The history of USAID in El Salvador is inextricably intertwined with the history of El Salvador itself for the past four decades. As the country went through challenging events, USAID was there to support the Salvadoran people’s determination. During events such as the 12-year civil war, the 1986 earthquake, the 1992 Peace Accords and ensuing National Reconstruction Program, 1998's Hurricane Mitch, the 2001 earthquakes, the global financial crisis, and the recent flooding, USAID worked side-by-side with Salvadorans to relieve suffering, provide shelter, reconstruct infrastructure, restore public services, and provide economic opportunities and health and education services.
During the 1980s, in addition to significant support for economic reactivation needed during the civil war and increased food aid, USAID made loans to support agrarian reform and development of municipal governments, striving to help the government maintain economic stability and quell the violence. Humanitarian assistance focused on provisions for displaced persons and the repair of damaged structures so they could return home.
Immediately after the signing of the Peace Accords in 1992 and during reconstruction, USAID was committed to assisting the Government of El Salvador (GOES) successfully transition from war to peace. In addition to helping with reconstruction, rebuilding production, providing basic services, and reintegrating combatants, U.S. assistance focused on macro-economic policies that would help reduce social, economic, and political inequities in El Salvador. Specifically, technical assistance with developing agricultural policies and policies for providing health and education services was provided to the GOES and its ministries. USAID was eager to assist the GOES in maintaining the level of progress it had made in economic growth, health, and reform.
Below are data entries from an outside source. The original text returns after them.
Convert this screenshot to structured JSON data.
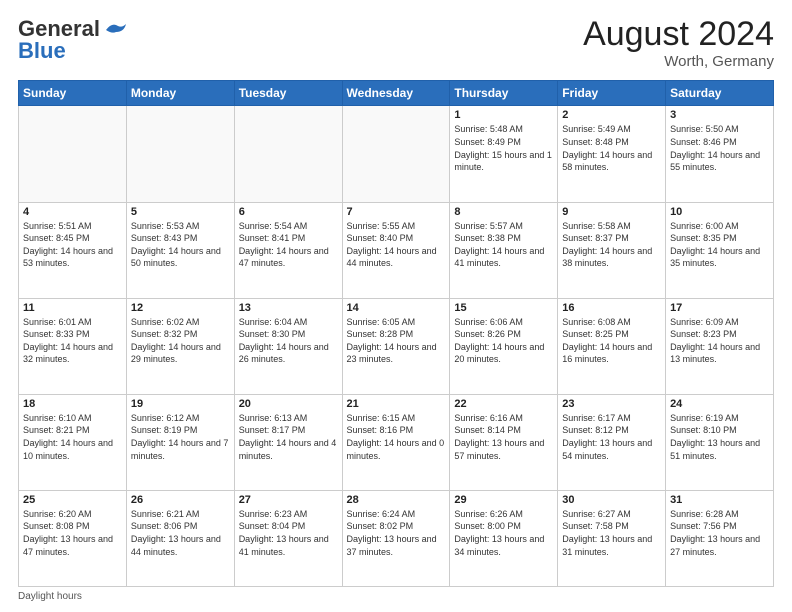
{
  "header": {
    "logo_general": "General",
    "logo_blue": "Blue",
    "month_year": "August 2024",
    "location": "Worth, Germany"
  },
  "days_of_week": [
    "Sunday",
    "Monday",
    "Tuesday",
    "Wednesday",
    "Thursday",
    "Friday",
    "Saturday"
  ],
  "weeks": [
    [
      {
        "day": "",
        "info": ""
      },
      {
        "day": "",
        "info": ""
      },
      {
        "day": "",
        "info": ""
      },
      {
        "day": "",
        "info": ""
      },
      {
        "day": "1",
        "info": "Sunrise: 5:48 AM\nSunset: 8:49 PM\nDaylight: 15 hours\nand 1 minute."
      },
      {
        "day": "2",
        "info": "Sunrise: 5:49 AM\nSunset: 8:48 PM\nDaylight: 14 hours\nand 58 minutes."
      },
      {
        "day": "3",
        "info": "Sunrise: 5:50 AM\nSunset: 8:46 PM\nDaylight: 14 hours\nand 55 minutes."
      }
    ],
    [
      {
        "day": "4",
        "info": "Sunrise: 5:51 AM\nSunset: 8:45 PM\nDaylight: 14 hours\nand 53 minutes."
      },
      {
        "day": "5",
        "info": "Sunrise: 5:53 AM\nSunset: 8:43 PM\nDaylight: 14 hours\nand 50 minutes."
      },
      {
        "day": "6",
        "info": "Sunrise: 5:54 AM\nSunset: 8:41 PM\nDaylight: 14 hours\nand 47 minutes."
      },
      {
        "day": "7",
        "info": "Sunrise: 5:55 AM\nSunset: 8:40 PM\nDaylight: 14 hours\nand 44 minutes."
      },
      {
        "day": "8",
        "info": "Sunrise: 5:57 AM\nSunset: 8:38 PM\nDaylight: 14 hours\nand 41 minutes."
      },
      {
        "day": "9",
        "info": "Sunrise: 5:58 AM\nSunset: 8:37 PM\nDaylight: 14 hours\nand 38 minutes."
      },
      {
        "day": "10",
        "info": "Sunrise: 6:00 AM\nSunset: 8:35 PM\nDaylight: 14 hours\nand 35 minutes."
      }
    ],
    [
      {
        "day": "11",
        "info": "Sunrise: 6:01 AM\nSunset: 8:33 PM\nDaylight: 14 hours\nand 32 minutes."
      },
      {
        "day": "12",
        "info": "Sunrise: 6:02 AM\nSunset: 8:32 PM\nDaylight: 14 hours\nand 29 minutes."
      },
      {
        "day": "13",
        "info": "Sunrise: 6:04 AM\nSunset: 8:30 PM\nDaylight: 14 hours\nand 26 minutes."
      },
      {
        "day": "14",
        "info": "Sunrise: 6:05 AM\nSunset: 8:28 PM\nDaylight: 14 hours\nand 23 minutes."
      },
      {
        "day": "15",
        "info": "Sunrise: 6:06 AM\nSunset: 8:26 PM\nDaylight: 14 hours\nand 20 minutes."
      },
      {
        "day": "16",
        "info": "Sunrise: 6:08 AM\nSunset: 8:25 PM\nDaylight: 14 hours\nand 16 minutes."
      },
      {
        "day": "17",
        "info": "Sunrise: 6:09 AM\nSunset: 8:23 PM\nDaylight: 14 hours\nand 13 minutes."
      }
    ],
    [
      {
        "day": "18",
        "info": "Sunrise: 6:10 AM\nSunset: 8:21 PM\nDaylight: 14 hours\nand 10 minutes."
      },
      {
        "day": "19",
        "info": "Sunrise: 6:12 AM\nSunset: 8:19 PM\nDaylight: 14 hours\nand 7 minutes."
      },
      {
        "day": "20",
        "info": "Sunrise: 6:13 AM\nSunset: 8:17 PM\nDaylight: 14 hours\nand 4 minutes."
      },
      {
        "day": "21",
        "info": "Sunrise: 6:15 AM\nSunset: 8:16 PM\nDaylight: 14 hours\nand 0 minutes."
      },
      {
        "day": "22",
        "info": "Sunrise: 6:16 AM\nSunset: 8:14 PM\nDaylight: 13 hours\nand 57 minutes."
      },
      {
        "day": "23",
        "info": "Sunrise: 6:17 AM\nSunset: 8:12 PM\nDaylight: 13 hours\nand 54 minutes."
      },
      {
        "day": "24",
        "info": "Sunrise: 6:19 AM\nSunset: 8:10 PM\nDaylight: 13 hours\nand 51 minutes."
      }
    ],
    [
      {
        "day": "25",
        "info": "Sunrise: 6:20 AM\nSunset: 8:08 PM\nDaylight: 13 hours\nand 47 minutes."
      },
      {
        "day": "26",
        "info": "Sunrise: 6:21 AM\nSunset: 8:06 PM\nDaylight: 13 hours\nand 44 minutes."
      },
      {
        "day": "27",
        "info": "Sunrise: 6:23 AM\nSunset: 8:04 PM\nDaylight: 13 hours\nand 41 minutes."
      },
      {
        "day": "28",
        "info": "Sunrise: 6:24 AM\nSunset: 8:02 PM\nDaylight: 13 hours\nand 37 minutes."
      },
      {
        "day": "29",
        "info": "Sunrise: 6:26 AM\nSunset: 8:00 PM\nDaylight: 13 hours\nand 34 minutes."
      },
      {
        "day": "30",
        "info": "Sunrise: 6:27 AM\nSunset: 7:58 PM\nDaylight: 13 hours\nand 31 minutes."
      },
      {
        "day": "31",
        "info": "Sunrise: 6:28 AM\nSunset: 7:56 PM\nDaylight: 13 hours\nand 27 minutes."
      }
    ]
  ],
  "footer": "Daylight hours"
}
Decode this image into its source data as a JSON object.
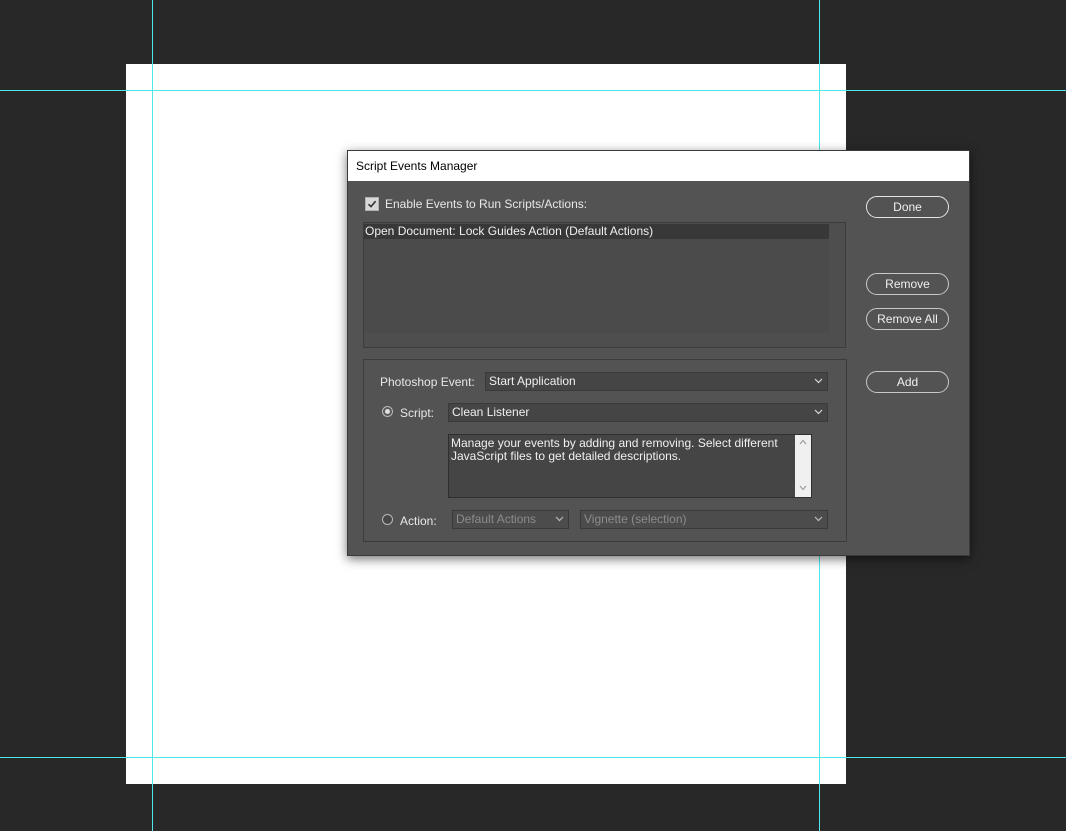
{
  "dialog": {
    "title": "Script Events Manager",
    "enable_label": "Enable Events to Run Scripts/Actions:",
    "enable_checked": true,
    "events": [
      "Open Document: Lock Guides Action (Default Actions)"
    ],
    "buttons": {
      "done": "Done",
      "remove": "Remove",
      "remove_all": "Remove All",
      "add": "Add"
    },
    "photoshop_event_label": "Photoshop Event:",
    "photoshop_event_value": "Start Application",
    "script_label": "Script:",
    "script_value": "Clean Listener",
    "script_selected": true,
    "description": "Manage your events by adding and removing. Select different JavaScript files to get detailed descriptions.",
    "action_label": "Action:",
    "action_set_value": "Default Actions",
    "action_value": "Vignette (selection)"
  },
  "colors": {
    "app_background": "#282828",
    "document": "#ffffff",
    "guides": "#4ee8e8",
    "dialog_background": "#535353"
  },
  "icons": {
    "checkmark": "checkmark-icon",
    "dropdown": "chevron-down-icon",
    "scroll_up": "chevron-up-icon",
    "scroll_down": "chevron-down-icon"
  }
}
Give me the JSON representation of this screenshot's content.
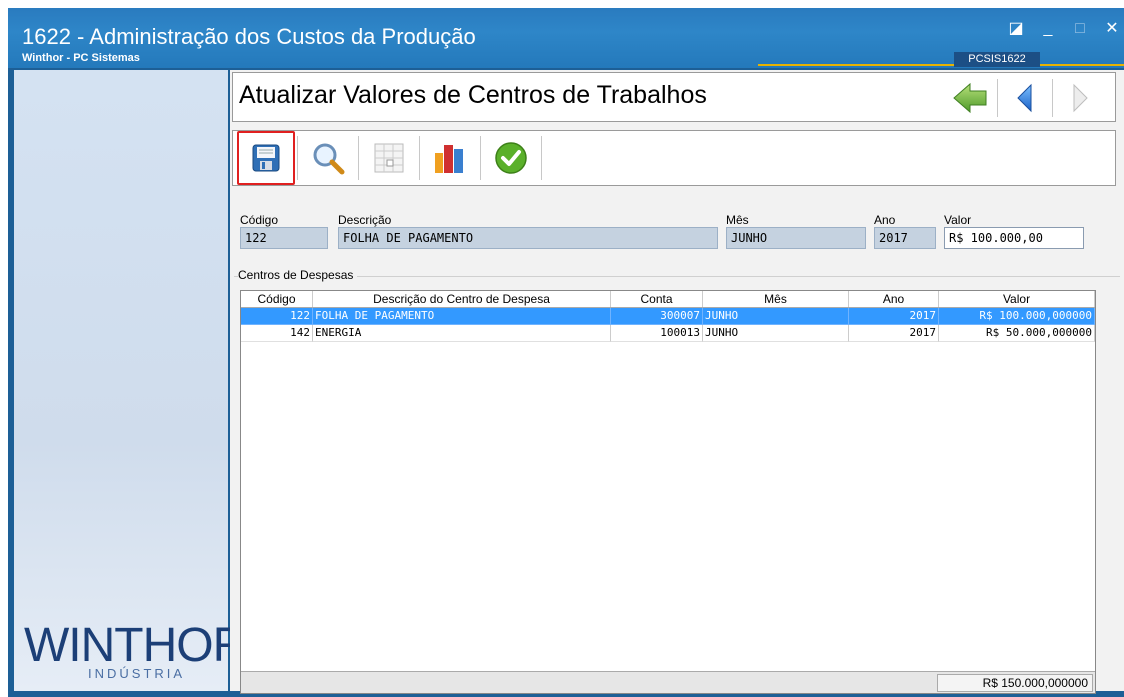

The United States has provided over $4.4 billion in development assistance through USAID and its predecessor U.S. Government programs. This total consists of $2.25 billion in grants, $405 million in concessional loans, $722 million in food aid, and $1.1 billion in balance of payments financing. Considering the small size of El Salvador, this represents a substantial investment of U.S. foreign assistance resources, signifying the strategic importance that the U.S. Government has placed on El Salvador.
One of the outcomes of USAID’s presence in El Salvador is that it helped create sustainable government and private institutions that continue to promote development planning and implementation. The Technical Secretariat for External Financing and the National Center for Agricultural and Forestry Technology, on the governmental side, and the Telethon Rehabilitation Foundation, the Salvadoran Foundation for Economic and Social Development, and the Business Foundation for Educational Development, on the non-governmental side, stand out as examples of sustainable entities created and/or supported by USAID assistance that have contributed to the developmental plans of El Salvador during the past three decades.
Through USAID, the U.S. Government has provided reliable support for the GOES, and El Salvador has been a strong ally for the United States. Throughout the country, one may find schools, clinics, roads, markets, and irrigation systems constructed with USAID grants and loans. During times of crisis, USAID provides emergency assistance and has helped to stabilize the economy. Large numbers of Salvadorans have been educated or trained with USAID assistance. Many public officials have been trained by, or are, former employees of USAID.
U.S. assistance to El Salvador has resulted in a positive economic growth rate, despite disruptions in the economy due to natural disasters and man-made conflicts. The Government of El Salvador was freely elected and is comprised of competing national political parties. While El Salvador’s need for external assistance has decreased, the relationship between El Salvador and the United States continues to be one of mutual support and respect.
Last updated: October 30, 2014